As early as 1950, Röpke warned in a government-commissioned report that “a very strong trend” to overly restrict market-disciplines was already apparent. Röpke insisted that government welfare-spending — the “social” aspect of the social market — and the taxes which pay for it cannot exceed a certain level “without impairing the expansive and regulative aspects of a free market economy.”
In the decades that followed, Röpke’s critiques of West Germany’s welfare-programs grew sharper. He was deeply censorious of the Adenauer government’s 1957 decision to link state-pensions to cost-of-living changes. It was, Röpke said, a step towards the welfare-system becoming “a crutch for society.”

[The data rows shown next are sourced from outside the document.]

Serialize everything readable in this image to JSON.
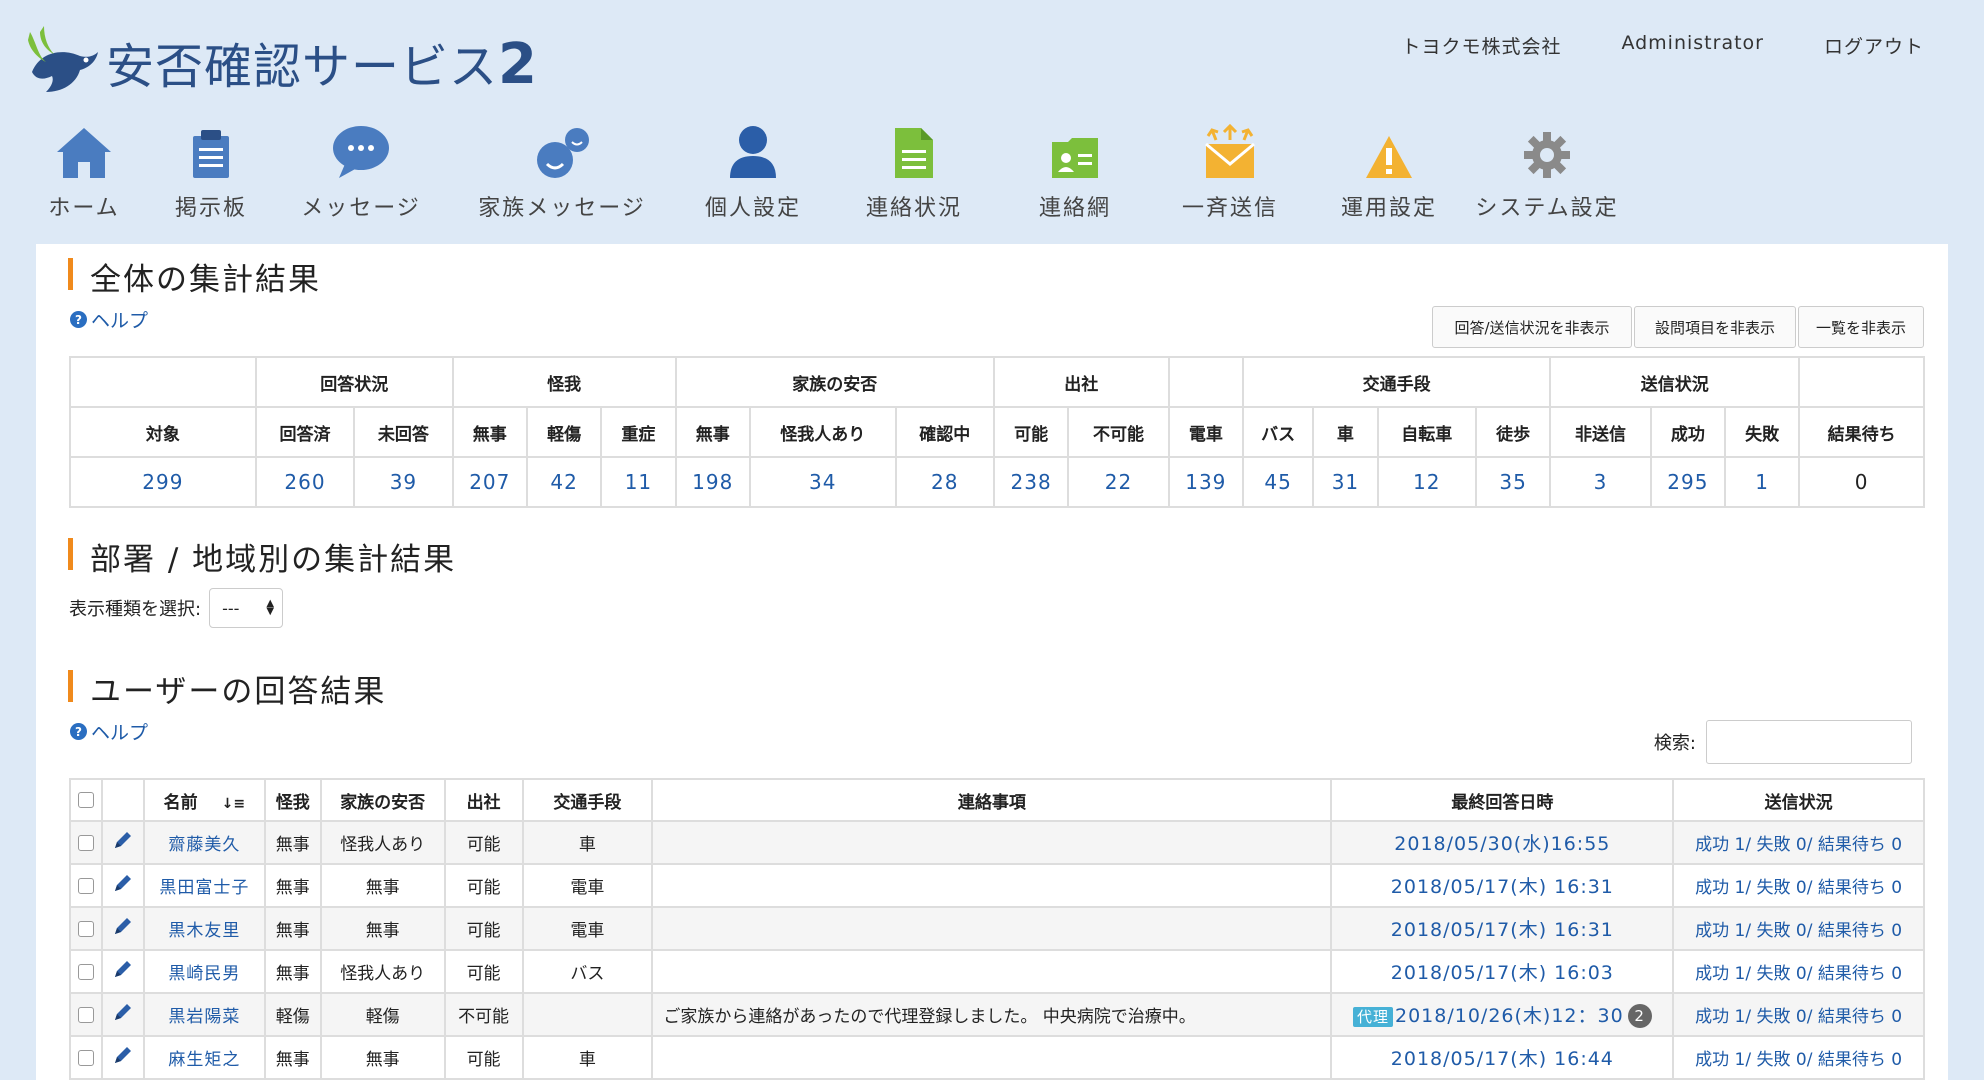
{
  "brand": {
    "title": "安否確認サービス",
    "version": "2"
  },
  "top_links": {
    "company": "トヨクモ株式会社",
    "user": "Administrator",
    "logout": "ログアウト"
  },
  "nav": [
    "ホーム",
    "掲示板",
    "メッセージ",
    "家族メッセージ",
    "個人設定",
    "連絡状況",
    "連絡網",
    "一斉送信",
    "運用設定",
    "システム設定"
  ],
  "colors": {
    "accent": "#f08a1c",
    "link": "#1f5ba8",
    "icon_blue": "#4a7cc0",
    "icon_green": "#7cbf3c",
    "icon_orange": "#f3b232",
    "icon_gray": "#8a8a8a"
  },
  "summary": {
    "title": "全体の集計結果",
    "help": "ヘルプ",
    "buttons": [
      "回答/送信状況を非表示",
      "設問項目を非表示",
      "一覧を非表示"
    ],
    "groups": [
      "回答状況",
      "怪我",
      "家族の安否",
      "出社",
      "交通手段",
      "送信状況"
    ],
    "headers": [
      "対象",
      "回答済",
      "未回答",
      "無事",
      "軽傷",
      "重症",
      "無事",
      "怪我人あり",
      "確認中",
      "可能",
      "不可能",
      "電車",
      "バス",
      "車",
      "自転車",
      "徒歩",
      "非送信",
      "成功",
      "失敗",
      "結果待ち"
    ],
    "values": [
      "299",
      "260",
      "39",
      "207",
      "42",
      "11",
      "198",
      "34",
      "28",
      "238",
      "22",
      "139",
      "45",
      "31",
      "12",
      "35",
      "3",
      "295",
      "1",
      "0"
    ]
  },
  "dept": {
    "title": "部署 / 地域別の集計結果",
    "select_label": "表示種類を選択:",
    "select_value": "---"
  },
  "users": {
    "title": "ユーザーの回答結果",
    "help": "ヘルプ",
    "search_label": "検索:",
    "headers": [
      "名前",
      "怪我",
      "家族の安否",
      "出社",
      "交通手段",
      "連絡事項",
      "最終回答日時",
      "送信状況"
    ],
    "rows": [
      {
        "name": "齋藤美久",
        "injury": "無事",
        "family": "怪我人あり",
        "office": "可能",
        "transport": "車",
        "note": "",
        "date": "2018/05/30(水)16:55",
        "status": "成功 1/ 失敗 0/ 結果待ち 0"
      },
      {
        "name": "黒田富士子",
        "injury": "無事",
        "family": "無事",
        "office": "可能",
        "transport": "電車",
        "note": "",
        "date": "2018/05/17(木) 16:31",
        "status": "成功 1/ 失敗 0/ 結果待ち 0"
      },
      {
        "name": "黒木友里",
        "injury": "無事",
        "family": "無事",
        "office": "可能",
        "transport": "電車",
        "note": "",
        "date": "2018/05/17(木) 16:31",
        "status": "成功 1/ 失敗 0/ 結果待ち 0"
      },
      {
        "name": "黒崎民男",
        "injury": "無事",
        "family": "怪我人あり",
        "office": "可能",
        "transport": "バス",
        "note": "",
        "date": "2018/05/17(木) 16:03",
        "status": "成功 1/ 失敗 0/ 結果待ち 0"
      },
      {
        "name": "黒岩陽菜",
        "injury": "軽傷",
        "family": "軽傷",
        "office": "不可能",
        "transport": "",
        "note": "ご家族から連絡があったので代理登録しました。 中央病院で治療中。",
        "badge": "代理",
        "date": "2018/10/26(木)12：30",
        "count": "2",
        "status": "成功 1/ 失敗 0/ 結果待ち 0"
      },
      {
        "name": "麻生矩之",
        "injury": "無事",
        "family": "無事",
        "office": "可能",
        "transport": "車",
        "note": "",
        "date": "2018/05/17(木) 16:44",
        "status": "成功 1/ 失敗 0/ 結果待ち 0"
      }
    ]
  }
}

This “crutch” is alive and well today. In the hunt for votes before the scheduled 2009 federal election, for example, most German political parties are offering tax cuts, but simultaneously promise increased social spending. This is hardly responsible public finance. But Germany’s politicians know many Germans won’t vote for anyone openly intent on shrinking the state welfare.
Another time bomb identified by Röpke was the failure of German governments to prevent unions from establishing labor monopolies. In 1960, Röpke argued these monopolies would create wage inflexibilities that would eventually generate high unemployment. In low-unemployment 1960s West Germany, such propositions seemed alarmist. Given, however, contemporary Germany’s apparently intractable high unemployment levels, fewer today would scoff at Röpke’s predictions.
Dying in 1966, Röpke didn’t live to see his forecasts vindicated. But if any politicians are seriously interested in systematically reforming Germany’s economy, they need only read Röpke’s Economics of the Free Society. First published in 1937, this book remains a brilliant, jargon-free introduction to how markets work. Röpke understood that market economies rely on a few simple principles. There was, he often said, nothing miraculous about Germany’s post-1948 prosperity. It simply flowed from allowing basic market mechanisms to function.
For present-day Germany, the clues to its economic salvation may rest in the not-too-distant past. But is any mainstream German politician brave enough to say this? Now that may indeed require divine intervention.
– Dr. Samuel Gregg is research director at the Acton Institute and author of the forthcoming Wilhelm Röpke’s Political Economy (Edward Elgar, 2009).